■ **Exercise instructions**
Among the entries below, find every line that contains the string "JSON", then copy it.

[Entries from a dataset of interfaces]

________________________

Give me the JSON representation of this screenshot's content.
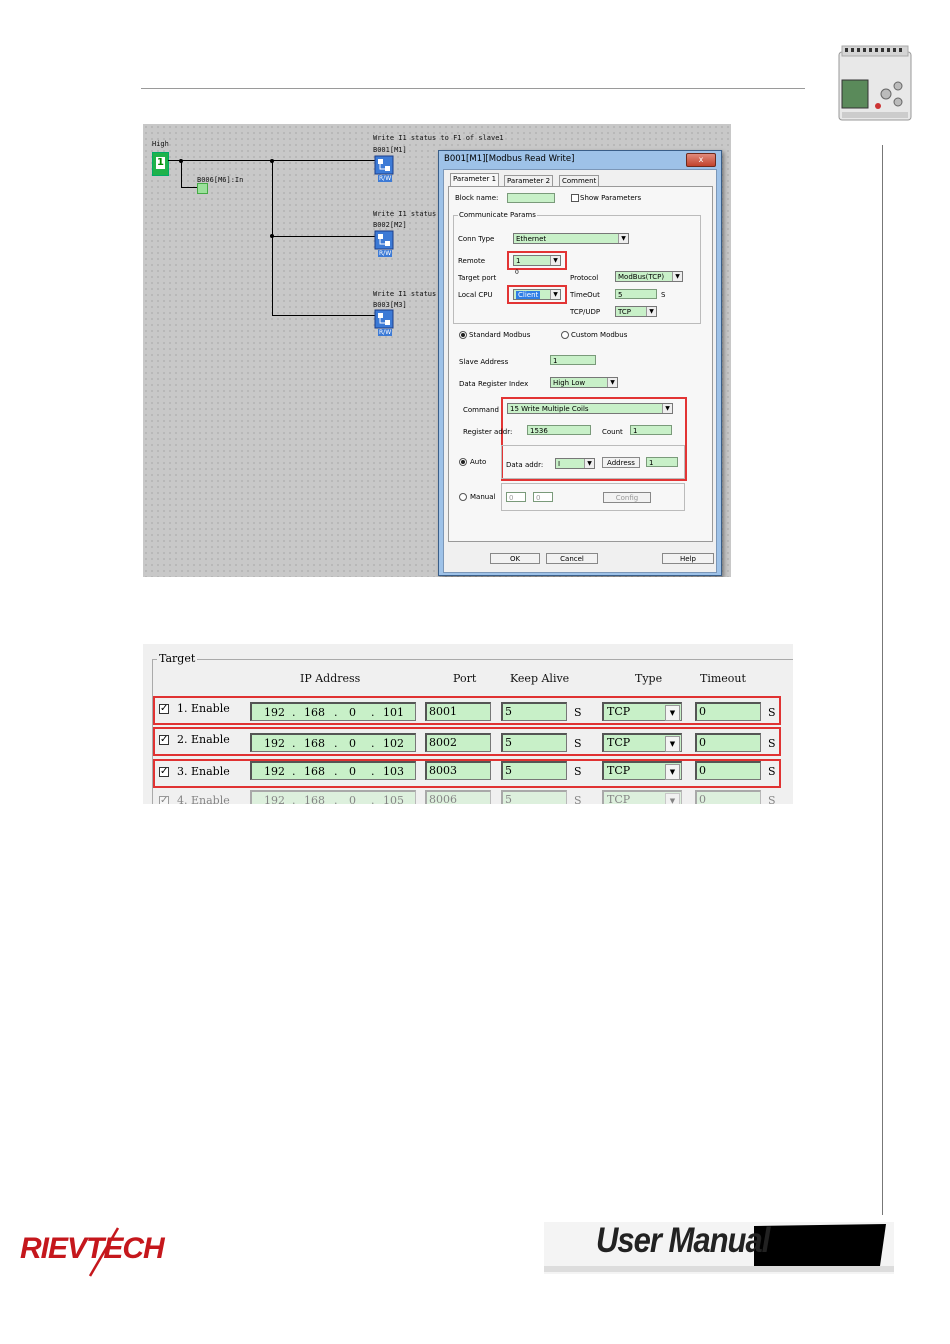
{
  "branding": {
    "logo_text": "RIEVTECH",
    "manual_label": "User Manual"
  },
  "ladder": {
    "contact_label": "High",
    "contact_value": "1",
    "input_block": "B006[M6]:In",
    "blocks": [
      {
        "comment": "Write I1 status to F1 of slave1",
        "id": "B001[M1]",
        "tag": "R/W"
      },
      {
        "comment": "Write I1 status",
        "id": "B002[M2]",
        "tag": "R/W"
      },
      {
        "comment": "Write I1 status",
        "id": "B003[M3]",
        "tag": "R/W"
      }
    ]
  },
  "dialog": {
    "title": "B001[M1][Modbus Read Write]",
    "close_label": "x",
    "tabs": [
      "Parameter 1",
      "Parameter 2",
      "Comment"
    ],
    "block_name_label": "Block name:",
    "show_params_label": "Show Parameters",
    "comm_group_label": "Communicate Params",
    "conn_type_label": "Conn Type",
    "conn_type_value": "Ethernet",
    "remote_label": "Remote",
    "remote_value": "1",
    "target_port_label": "Target port",
    "target_port_value": "0",
    "protocol_label": "Protocol",
    "protocol_value": "ModBus(TCP)",
    "local_cpu_label": "Local CPU",
    "local_cpu_value": "Client",
    "timeout_label": "TimeOut",
    "timeout_value": "5",
    "timeout_unit": "S",
    "tcpudp_label": "TCP/UDP",
    "tcpudp_value": "TCP",
    "std_modbus_label": "Standard Modbus",
    "custom_modbus_label": "Custom Modbus",
    "slave_addr_label": "Slave Address",
    "slave_addr_value": "1",
    "reg_index_label": "Data Register Index",
    "reg_index_value": "High Low",
    "command_label": "Command",
    "command_value": "15 Write Multiple Coils",
    "register_addr_label": "Register addr:",
    "register_addr_value": "1536",
    "count_label": "Count",
    "count_value": "1",
    "auto_label": "Auto",
    "data_addr_label": "Data addr:",
    "data_addr_value": "I",
    "address_button": "Address",
    "address_value": "1",
    "manual_label": "Manual",
    "manual_v1": "0",
    "manual_v2": "0",
    "config_button": "Config",
    "ok_button": "OK",
    "cancel_button": "Cancel",
    "help_button": "Help"
  },
  "target": {
    "legend": "Target",
    "headers": {
      "ip": "IP Address",
      "port": "Port",
      "keepalive": "Keep Alive",
      "type": "Type",
      "timeout": "Timeout"
    },
    "rows": [
      {
        "enable": "1. Enable",
        "ip": [
          "192",
          "168",
          "0",
          "101"
        ],
        "port": "8001",
        "keepalive": "5",
        "ka_unit": "S",
        "type": "TCP",
        "timeout": "0",
        "to_unit": "S"
      },
      {
        "enable": "2. Enable",
        "ip": [
          "192",
          "168",
          "0",
          "102"
        ],
        "port": "8002",
        "keepalive": "5",
        "ka_unit": "S",
        "type": "TCP",
        "timeout": "0",
        "to_unit": "S"
      },
      {
        "enable": "3. Enable",
        "ip": [
          "192",
          "168",
          "0",
          "103"
        ],
        "port": "8003",
        "keepalive": "5",
        "ka_unit": "S",
        "type": "TCP",
        "timeout": "0",
        "to_unit": "S"
      },
      {
        "enable": "4. Enable",
        "ip": [
          "192",
          "168",
          "0",
          "105"
        ],
        "port": "8006",
        "keepalive": "5",
        "ka_unit": "S",
        "type": "TCP",
        "timeout": "0",
        "to_unit": "S"
      }
    ]
  },
  "colors": {
    "field_green": "#c8f0c8",
    "highlight_red": "#e23434",
    "brand_red": "#c5171c"
  }
}
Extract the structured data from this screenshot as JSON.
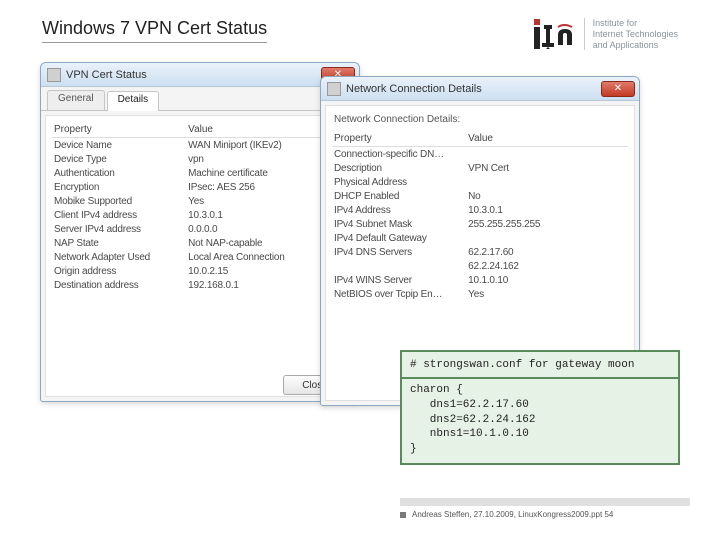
{
  "slide": {
    "title": "Windows 7 VPN Cert Status",
    "logo_lines": [
      "Institute for",
      "Internet Technologies",
      "and Applications"
    ]
  },
  "left_window": {
    "title": "VPN Cert Status",
    "tabs": {
      "general": "General",
      "details": "Details"
    },
    "headers": {
      "property": "Property",
      "value": "Value"
    },
    "rows": [
      {
        "p": "Device Name",
        "v": "WAN Miniport (IKEv2)"
      },
      {
        "p": "Device Type",
        "v": "vpn"
      },
      {
        "p": "Authentication",
        "v": "Machine certificate"
      },
      {
        "p": "Encryption",
        "v": "IPsec: AES 256"
      },
      {
        "p": "Mobike Supported",
        "v": "Yes"
      },
      {
        "p": "Client IPv4 address",
        "v": "10.3.0.1"
      },
      {
        "p": "Server IPv4 address",
        "v": "0.0.0.0"
      },
      {
        "p": "NAP State",
        "v": "Not NAP-capable"
      },
      {
        "p": "Network Adapter Used",
        "v": "Local Area Connection"
      },
      {
        "p": "Origin address",
        "v": "10.0.2.15"
      },
      {
        "p": "Destination address",
        "v": "192.168.0.1"
      }
    ],
    "close_btn": "Close"
  },
  "right_window": {
    "title": "Network Connection Details",
    "subtitle": "Network Connection Details:",
    "headers": {
      "property": "Property",
      "value": "Value"
    },
    "rows": [
      {
        "p": "Connection-specific DN…",
        "v": ""
      },
      {
        "p": "Description",
        "v": "VPN Cert"
      },
      {
        "p": "Physical Address",
        "v": ""
      },
      {
        "p": "DHCP Enabled",
        "v": "No"
      },
      {
        "p": "IPv4 Address",
        "v": "10.3.0.1"
      },
      {
        "p": "IPv4 Subnet Mask",
        "v": "255.255.255.255"
      },
      {
        "p": "IPv4 Default Gateway",
        "v": ""
      },
      {
        "p": "IPv4 DNS Servers",
        "v": "62.2.17.60"
      },
      {
        "p": "",
        "v": "62.2.24.162"
      },
      {
        "p": "IPv4 WINS Server",
        "v": "10.1.0.10"
      },
      {
        "p": "NetBIOS over Tcpip En…",
        "v": "Yes"
      }
    ]
  },
  "conf": {
    "header": "# strongswan.conf for gateway moon",
    "body": "charon {\n   dns1=62.2.17.60\n   dns2=62.2.24.162\n   nbns1=10.1.0.10\n}"
  },
  "footer": {
    "text": "Andreas Steffen, 27.10.2009, LinuxKongress2009.ppt 54"
  }
}
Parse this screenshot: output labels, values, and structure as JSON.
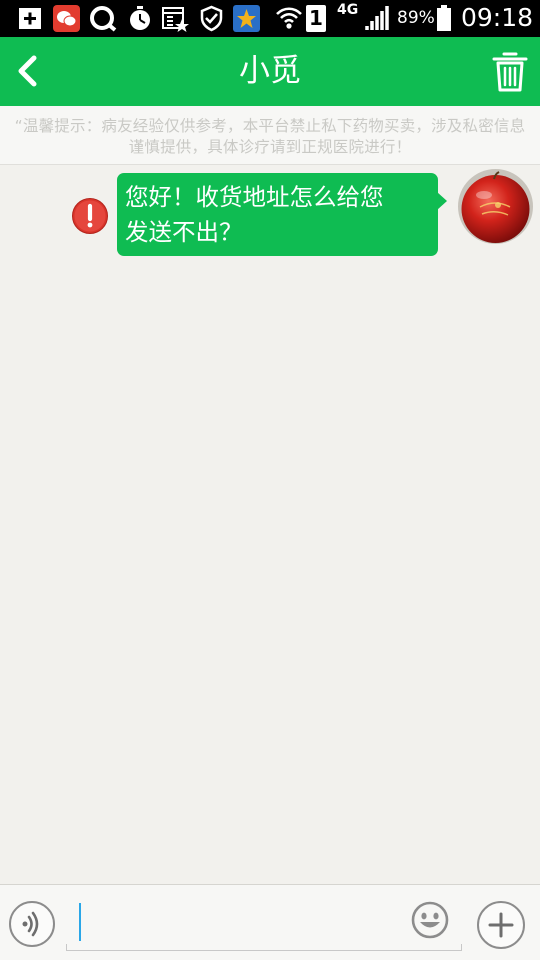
{
  "status_bar": {
    "sim_label": "1",
    "network_label": "4G",
    "battery_percent": "89%",
    "time": "09:18",
    "icons": [
      "add-icon",
      "wechat-icon",
      "browser-icon",
      "stopwatch-icon",
      "calendar-star-icon",
      "shield-check-icon",
      "star-app-icon",
      "wifi-icon",
      "signal-icon",
      "battery-icon"
    ]
  },
  "header": {
    "title": "小觅",
    "back_icon": "chevron-left-icon",
    "delete_icon": "trash-icon"
  },
  "notice": {
    "text": "“温馨提示：病友经验仅供参考，本平台禁止私下药物买卖，涉及私密信息谨慎提供，具体诊疗请到正规医院进行！"
  },
  "messages": [
    {
      "direction": "outgoing",
      "lines": [
        "您好！收货地址怎么给您",
        "发送不出？"
      ],
      "status": "failed"
    }
  ],
  "input": {
    "value": "",
    "placeholder": ""
  },
  "colors": {
    "brand_green": "#0fbc52",
    "error_red": "#d9342b",
    "background": "#f2f1ed"
  }
}
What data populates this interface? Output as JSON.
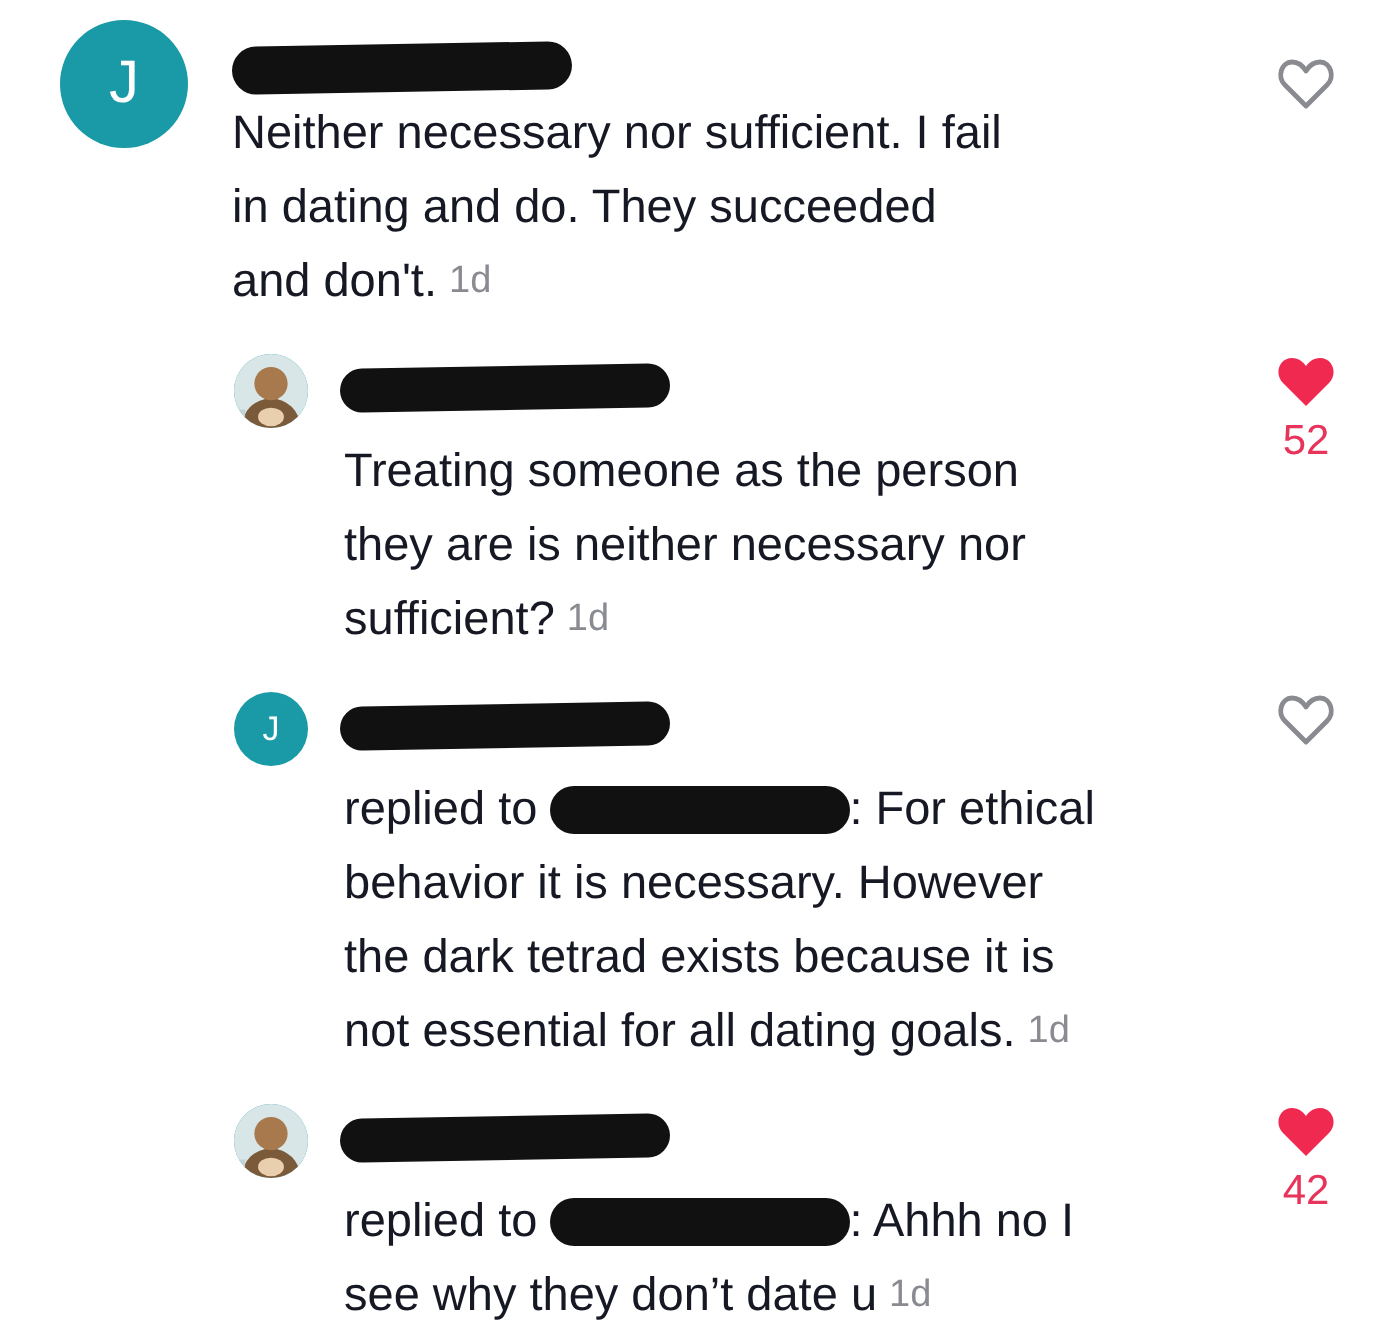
{
  "comments": [
    {
      "avatar": {
        "kind": "letter",
        "letter": "J"
      },
      "lines": [
        "Neither necessary nor sufficient. I fail",
        "in dating and do. They succeeded",
        "and don't."
      ],
      "time": "1d",
      "liked": false,
      "replies": [
        {
          "avatar": {
            "kind": "picture"
          },
          "lines": [
            "Treating someone as the person",
            "they are is neither necessary nor",
            "sufficient?"
          ],
          "time": "1d",
          "liked": true,
          "likes": "52"
        },
        {
          "avatar": {
            "kind": "letter",
            "letter": "J"
          },
          "reply_prefix": "replied to",
          "lines": [
            ": For ethical",
            "behavior it is necessary. However",
            "the dark tetrad exists because it is",
            "not essential for all dating goals."
          ],
          "time": "1d",
          "liked": false
        },
        {
          "avatar": {
            "kind": "picture"
          },
          "reply_prefix": "replied to",
          "lines": [
            ": Ahhh no I",
            "see why they don’t date u"
          ],
          "time": "1d",
          "liked": true,
          "likes": "42"
        }
      ]
    }
  ]
}
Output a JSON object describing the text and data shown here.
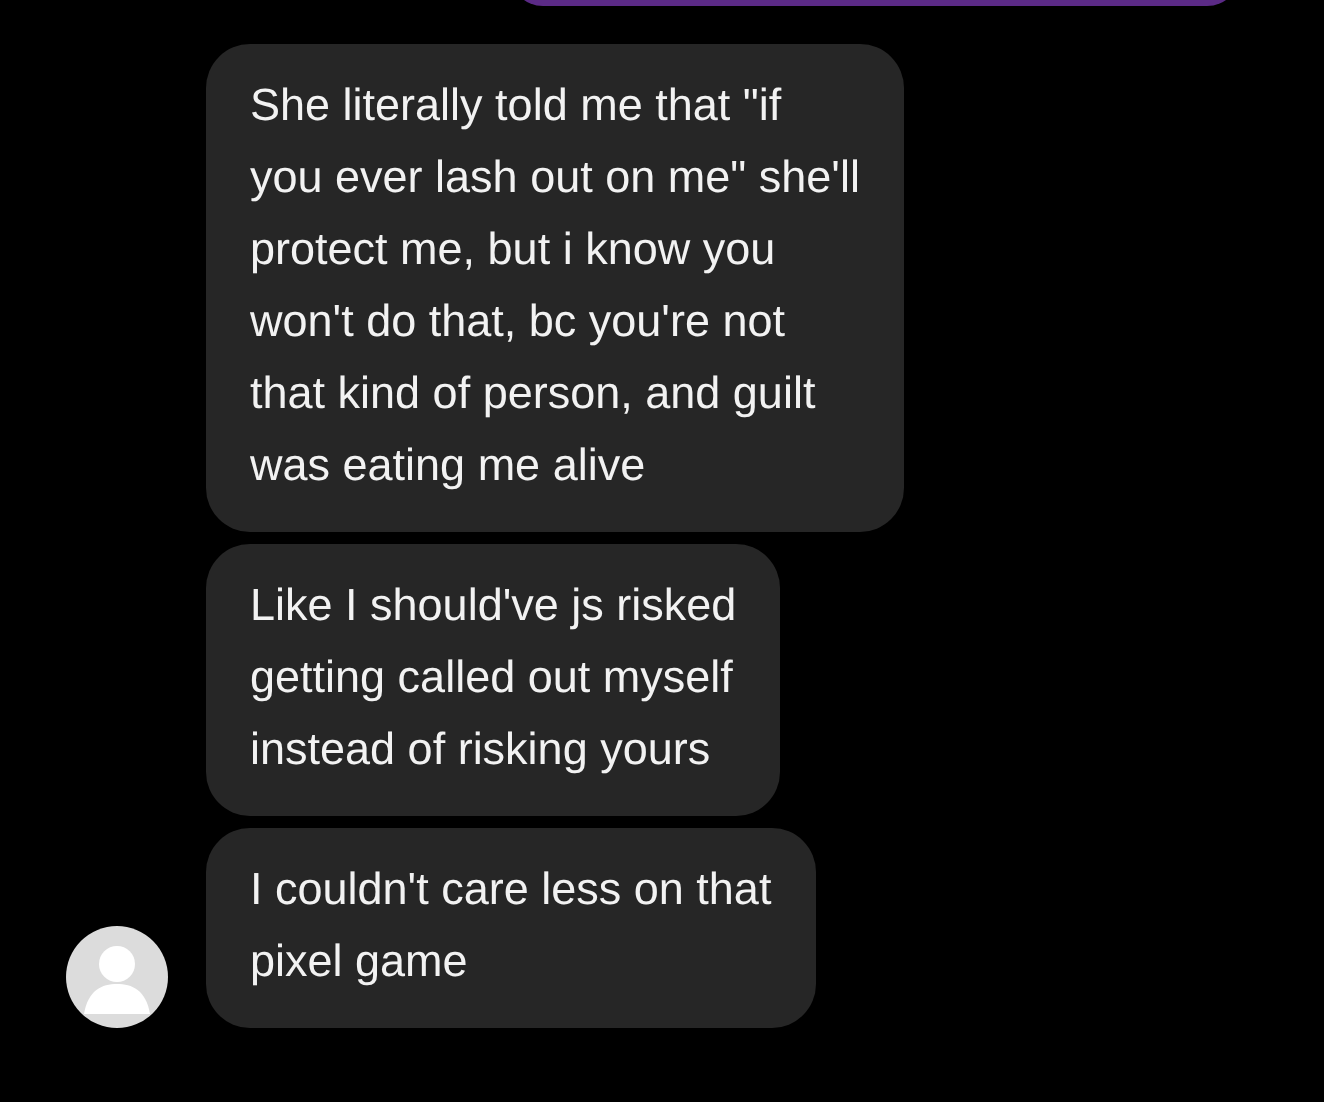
{
  "messages": [
    {
      "text": "She literally told me that \"if\nyou ever lash out on me\" she'll\nprotect me, but i know you\nwon't do that, bc you're not\nthat kind of person, and guilt\nwas eating me alive",
      "avatar": false
    },
    {
      "text": "Like I should've js risked\ngetting called out myself\ninstead of risking yours",
      "avatar": false
    },
    {
      "text": "I couldn't care less on that\npixel game",
      "avatar": true
    }
  ]
}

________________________

■ **Solution to the exercise**
Give me the JSON representation of this screenshot's content.
Extract the structured data from this screenshot as JSON.
Parse this screenshot: output labels, values, and structure as JSON.
What data populates this interface? Output as JSON.
Output a JSON object describing the text and data shown here.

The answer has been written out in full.